The initial electric trains were the Southern Railway class 4-Cor four-car units for the express (or ‘fast’) trains. These had corridor connections between coaches to enable passengers to walk the length of the train. The stopping (or ‘slow’) trains were classes 2-Bil and 2-Hal two-car units; these trains did not have through corridor connections although one could usually walk the length of the coach. The trains were painted green up to the late 1960’s. A few were repainted blue in the early 1970’s when British Railways changed its corporate colours. These were replaced by the classes 421 for fast services and 423 for the slow services. Both types were four-car units with through corridor connections and painted blue and white. They became yellow and white when Connex took over the service in 1996 although all livery changes were only applied when the trains were overhauled.

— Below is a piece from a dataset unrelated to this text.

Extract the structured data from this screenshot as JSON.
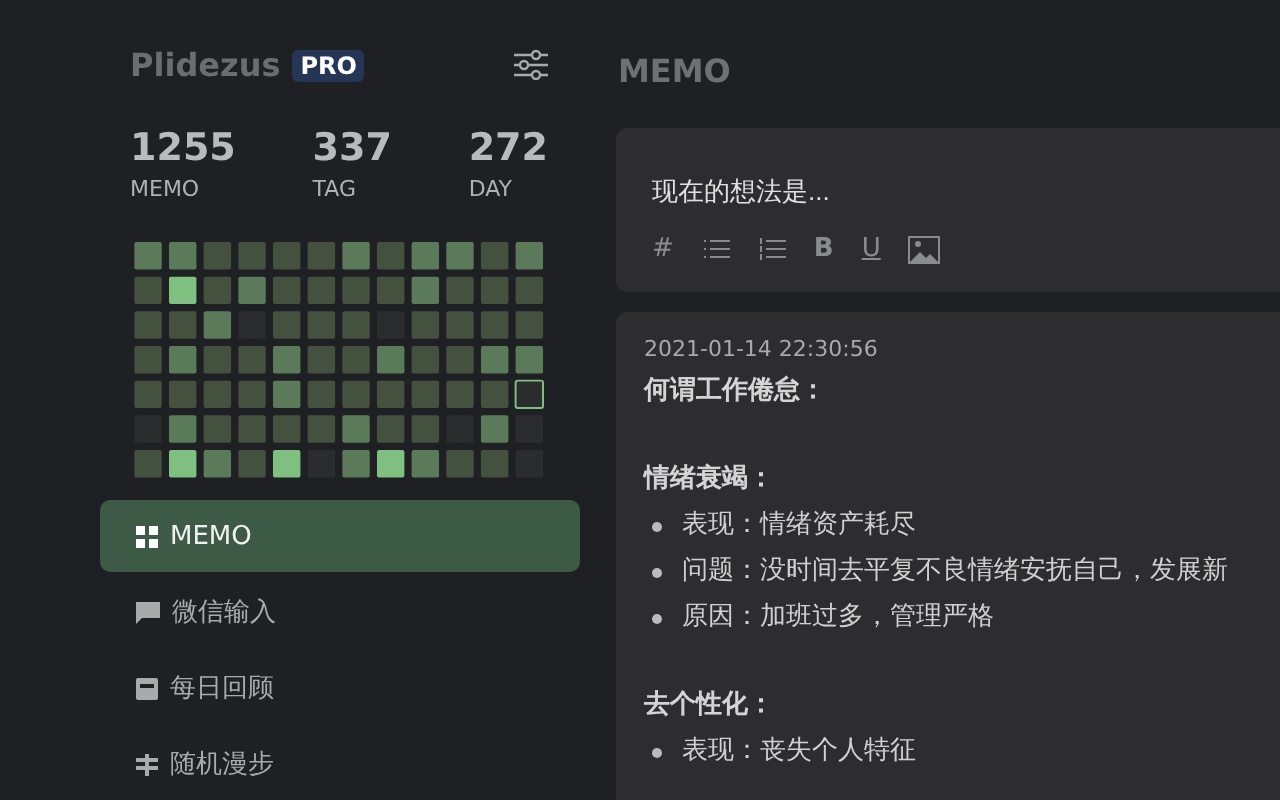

All these types of train had hinged doors that had to be opened by the passengers. They could cause problems for passengers trying to get off when the train was beyond the platform – there was a chance of falling onto the trackside if the door was opened expecting a platform to be present!

The franchise was taken over by Southern Railway in 2004 and they introduced new class 377 four-car units for all services. These trains have doors controlled by the guard, air conditioning and are painted pale green and white.

First and second class accommodation was provided on all trains, although up to the early 1960’s second class was named third class. Toilet facilities were provided on all trains.

Tickets and Fares
Tickets are sold from an office in the main building on the up platform between 6.30am and 5 pm. At all times, tickets can be purchased from a new machine just outside the main entrance. Fares are revised in mid-January. From mid-January 2006, a full-price return ticket to London cost £25.20. A weekly season ticket that allowed unlimited travel for seven days was available from any day of the week cost £75. A monthly season ticket, available from any day in the month, cost £234. Off-peak return tickets to London purchased for travel after 9.30am cost £15 while at weekends there was a special fare to Victoria at £10. First class fares were approximately 50% more than second class.

Some of the above information is from ‘Crawley to Littlehampton’ by Vic Mitchell and Keith Smith published in 1986.